**REQUIRED ACTION**.
Copy out each line below containing "title".

(Excerpts from an interface dataset)
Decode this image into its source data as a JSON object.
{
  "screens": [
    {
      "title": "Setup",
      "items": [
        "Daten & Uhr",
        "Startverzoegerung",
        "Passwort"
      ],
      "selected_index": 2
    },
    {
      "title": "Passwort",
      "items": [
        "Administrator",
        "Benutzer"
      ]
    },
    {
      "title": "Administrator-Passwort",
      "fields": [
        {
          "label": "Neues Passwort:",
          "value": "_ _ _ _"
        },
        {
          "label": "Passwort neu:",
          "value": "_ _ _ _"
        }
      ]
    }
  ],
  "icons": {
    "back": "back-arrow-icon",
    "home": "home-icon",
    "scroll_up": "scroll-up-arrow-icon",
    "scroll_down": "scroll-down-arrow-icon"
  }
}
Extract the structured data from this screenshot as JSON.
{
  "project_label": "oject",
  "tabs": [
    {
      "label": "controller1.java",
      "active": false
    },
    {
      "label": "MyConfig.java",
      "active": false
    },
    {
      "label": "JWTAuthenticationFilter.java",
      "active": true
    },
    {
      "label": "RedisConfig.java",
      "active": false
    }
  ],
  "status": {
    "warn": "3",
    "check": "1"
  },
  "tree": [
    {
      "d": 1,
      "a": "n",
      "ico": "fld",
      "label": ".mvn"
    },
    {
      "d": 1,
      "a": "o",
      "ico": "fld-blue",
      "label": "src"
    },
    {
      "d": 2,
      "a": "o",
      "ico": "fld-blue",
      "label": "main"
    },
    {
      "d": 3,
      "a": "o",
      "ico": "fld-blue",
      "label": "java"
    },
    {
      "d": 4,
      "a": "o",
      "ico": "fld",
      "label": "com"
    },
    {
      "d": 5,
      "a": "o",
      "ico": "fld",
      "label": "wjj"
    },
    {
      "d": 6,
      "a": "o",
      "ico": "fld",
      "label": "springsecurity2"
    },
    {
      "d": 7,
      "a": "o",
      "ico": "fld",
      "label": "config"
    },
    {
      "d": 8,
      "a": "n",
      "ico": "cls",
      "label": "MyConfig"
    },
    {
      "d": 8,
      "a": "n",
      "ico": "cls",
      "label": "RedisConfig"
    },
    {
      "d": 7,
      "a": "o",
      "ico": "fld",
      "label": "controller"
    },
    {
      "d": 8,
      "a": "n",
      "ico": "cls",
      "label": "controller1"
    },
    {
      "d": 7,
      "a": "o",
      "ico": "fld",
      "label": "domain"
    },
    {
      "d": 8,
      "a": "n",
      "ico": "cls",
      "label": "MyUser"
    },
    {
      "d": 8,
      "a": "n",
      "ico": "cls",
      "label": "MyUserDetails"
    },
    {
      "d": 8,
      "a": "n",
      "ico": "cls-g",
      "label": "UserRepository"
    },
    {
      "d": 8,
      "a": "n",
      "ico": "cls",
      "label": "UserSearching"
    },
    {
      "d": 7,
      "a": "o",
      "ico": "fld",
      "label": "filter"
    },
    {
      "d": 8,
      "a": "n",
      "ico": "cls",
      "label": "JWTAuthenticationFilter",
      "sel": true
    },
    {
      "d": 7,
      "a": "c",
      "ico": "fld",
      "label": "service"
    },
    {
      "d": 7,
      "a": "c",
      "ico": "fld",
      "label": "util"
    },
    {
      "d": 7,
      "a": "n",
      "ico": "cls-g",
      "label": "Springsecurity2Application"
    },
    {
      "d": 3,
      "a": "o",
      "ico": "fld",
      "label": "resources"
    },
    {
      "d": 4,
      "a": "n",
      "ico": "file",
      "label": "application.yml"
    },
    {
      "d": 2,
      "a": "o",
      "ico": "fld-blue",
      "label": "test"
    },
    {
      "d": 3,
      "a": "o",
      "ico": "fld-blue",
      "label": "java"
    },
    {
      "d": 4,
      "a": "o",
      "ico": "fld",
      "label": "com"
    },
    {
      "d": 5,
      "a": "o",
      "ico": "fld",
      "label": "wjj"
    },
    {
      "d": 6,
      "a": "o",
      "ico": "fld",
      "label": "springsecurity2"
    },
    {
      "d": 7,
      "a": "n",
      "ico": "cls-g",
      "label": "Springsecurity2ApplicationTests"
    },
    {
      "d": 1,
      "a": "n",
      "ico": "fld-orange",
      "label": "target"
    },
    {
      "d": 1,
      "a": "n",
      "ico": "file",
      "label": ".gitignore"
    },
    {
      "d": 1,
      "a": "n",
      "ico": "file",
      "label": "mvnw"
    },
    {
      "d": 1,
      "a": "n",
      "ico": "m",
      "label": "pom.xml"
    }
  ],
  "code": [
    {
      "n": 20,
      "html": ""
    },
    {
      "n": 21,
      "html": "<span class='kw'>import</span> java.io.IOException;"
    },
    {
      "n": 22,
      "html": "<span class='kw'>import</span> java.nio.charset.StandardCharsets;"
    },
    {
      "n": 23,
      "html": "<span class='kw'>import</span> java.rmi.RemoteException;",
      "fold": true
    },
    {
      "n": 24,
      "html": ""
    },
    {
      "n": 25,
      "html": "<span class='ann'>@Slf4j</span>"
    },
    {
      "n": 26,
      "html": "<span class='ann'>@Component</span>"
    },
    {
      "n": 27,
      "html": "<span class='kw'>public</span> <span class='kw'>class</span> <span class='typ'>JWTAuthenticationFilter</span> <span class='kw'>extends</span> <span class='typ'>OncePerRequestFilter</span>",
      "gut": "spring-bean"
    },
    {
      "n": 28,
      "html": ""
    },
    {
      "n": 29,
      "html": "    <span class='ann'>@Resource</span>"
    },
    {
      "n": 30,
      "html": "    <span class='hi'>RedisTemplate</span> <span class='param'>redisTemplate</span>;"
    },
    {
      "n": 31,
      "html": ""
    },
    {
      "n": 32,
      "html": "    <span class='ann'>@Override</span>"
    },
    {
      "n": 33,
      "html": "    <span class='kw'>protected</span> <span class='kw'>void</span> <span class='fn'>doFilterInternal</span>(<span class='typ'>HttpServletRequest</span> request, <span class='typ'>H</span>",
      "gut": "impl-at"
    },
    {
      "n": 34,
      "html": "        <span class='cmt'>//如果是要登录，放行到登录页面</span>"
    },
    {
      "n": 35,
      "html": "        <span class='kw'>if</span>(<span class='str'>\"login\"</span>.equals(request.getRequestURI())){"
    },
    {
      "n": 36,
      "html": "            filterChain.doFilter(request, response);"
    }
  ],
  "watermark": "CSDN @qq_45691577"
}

**EXERCISE OUTPUT**.
      "title": "Setup",
      "title": "Passwort",
      "title": "Administrator-Passwort",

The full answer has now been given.